# [Goal of the exercise]
An exact reprint of the data below is required, line for line.

[[ Data, beginning ]]

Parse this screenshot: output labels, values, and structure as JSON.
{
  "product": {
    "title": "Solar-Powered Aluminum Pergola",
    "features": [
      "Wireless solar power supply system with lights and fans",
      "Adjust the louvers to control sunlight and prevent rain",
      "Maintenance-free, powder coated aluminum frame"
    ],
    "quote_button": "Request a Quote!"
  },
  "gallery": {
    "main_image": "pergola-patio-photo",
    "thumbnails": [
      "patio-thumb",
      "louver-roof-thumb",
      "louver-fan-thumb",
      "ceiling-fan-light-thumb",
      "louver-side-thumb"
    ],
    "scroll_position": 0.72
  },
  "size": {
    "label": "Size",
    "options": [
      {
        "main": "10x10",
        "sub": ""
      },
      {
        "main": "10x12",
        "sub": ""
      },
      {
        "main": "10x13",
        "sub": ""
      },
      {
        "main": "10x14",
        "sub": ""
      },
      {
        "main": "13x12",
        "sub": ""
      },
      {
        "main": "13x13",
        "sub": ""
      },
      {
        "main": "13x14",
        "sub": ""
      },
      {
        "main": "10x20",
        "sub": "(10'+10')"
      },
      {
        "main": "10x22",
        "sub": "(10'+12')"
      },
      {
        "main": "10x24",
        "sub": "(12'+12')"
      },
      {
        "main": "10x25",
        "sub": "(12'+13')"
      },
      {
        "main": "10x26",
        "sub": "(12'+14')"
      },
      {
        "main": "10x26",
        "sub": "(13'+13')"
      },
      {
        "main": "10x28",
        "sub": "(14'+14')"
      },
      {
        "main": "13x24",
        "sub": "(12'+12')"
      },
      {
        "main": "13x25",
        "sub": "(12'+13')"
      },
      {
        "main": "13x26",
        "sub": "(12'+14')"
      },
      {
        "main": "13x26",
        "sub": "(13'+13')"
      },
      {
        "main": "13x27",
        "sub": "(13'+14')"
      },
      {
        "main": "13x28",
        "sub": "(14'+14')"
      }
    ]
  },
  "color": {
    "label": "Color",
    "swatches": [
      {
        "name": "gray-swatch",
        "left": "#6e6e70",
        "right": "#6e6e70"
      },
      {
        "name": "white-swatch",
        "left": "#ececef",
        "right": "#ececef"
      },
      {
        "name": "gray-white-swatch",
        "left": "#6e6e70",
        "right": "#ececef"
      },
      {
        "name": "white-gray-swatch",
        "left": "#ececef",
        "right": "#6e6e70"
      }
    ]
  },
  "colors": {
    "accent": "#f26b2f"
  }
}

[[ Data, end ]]

# [Task result]
Parse this screenshot: output labels, values, and structure as JSON.
{
  "product": {
    "title": "Solar-Powered Aluminum Pergola",
    "features": [
      "Wireless solar power supply system with lights and fans",
      "Adjust the louvers to control sunlight and prevent rain",
      "Maintenance-free, powder coated aluminum frame"
    ],
    "quote_button": "Request a Quote!"
  },
  "gallery": {
    "main_image": "pergola-patio-photo",
    "thumbnails": [
      "patio-thumb",
      "louver-roof-thumb",
      "louver-fan-thumb",
      "ceiling-fan-light-thumb",
      "louver-side-thumb"
    ],
    "scroll_position": 0.72
  },
  "size": {
    "label": "Size",
    "options": [
      {
        "main": "10x10",
        "sub": ""
      },
      {
        "main": "10x12",
        "sub": ""
      },
      {
        "main": "10x13",
        "sub": ""
      },
      {
        "main": "10x14",
        "sub": ""
      },
      {
        "main": "13x12",
        "sub": ""
      },
      {
        "main": "13x13",
        "sub": ""
      },
      {
        "main": "13x14",
        "sub": ""
      },
      {
        "main": "10x20",
        "sub": "(10'+10')"
      },
      {
        "main": "10x22",
        "sub": "(10'+12')"
      },
      {
        "main": "10x24",
        "sub": "(12'+12')"
      },
      {
        "main": "10x25",
        "sub": "(12'+13')"
      },
      {
        "main": "10x26",
        "sub": "(12'+14')"
      },
      {
        "main": "10x26",
        "sub": "(13'+13')"
      },
      {
        "main": "10x28",
        "sub": "(14'+14')"
      },
      {
        "main": "13x24",
        "sub": "(12'+12')"
      },
      {
        "main": "13x25",
        "sub": "(12'+13')"
      },
      {
        "main": "13x26",
        "sub": "(12'+14')"
      },
      {
        "main": "13x26",
        "sub": "(13'+13')"
      },
      {
        "main": "13x27",
        "sub": "(13'+14')"
      },
      {
        "main": "13x28",
        "sub": "(14'+14')"
      }
    ]
  },
  "color": {
    "label": "Color",
    "swatches": [
      {
        "name": "gray-swatch",
        "left": "#6e6e70",
        "right": "#6e6e70"
      },
      {
        "name": "white-swatch",
        "left": "#ececef",
        "right": "#ececef"
      },
      {
        "name": "gray-white-swatch",
        "left": "#6e6e70",
        "right": "#ececef"
      },
      {
        "name": "white-gray-swatch",
        "left": "#ececef",
        "right": "#6e6e70"
      }
    ]
  },
  "colors": {
    "accent": "#f26b2f"
  }
}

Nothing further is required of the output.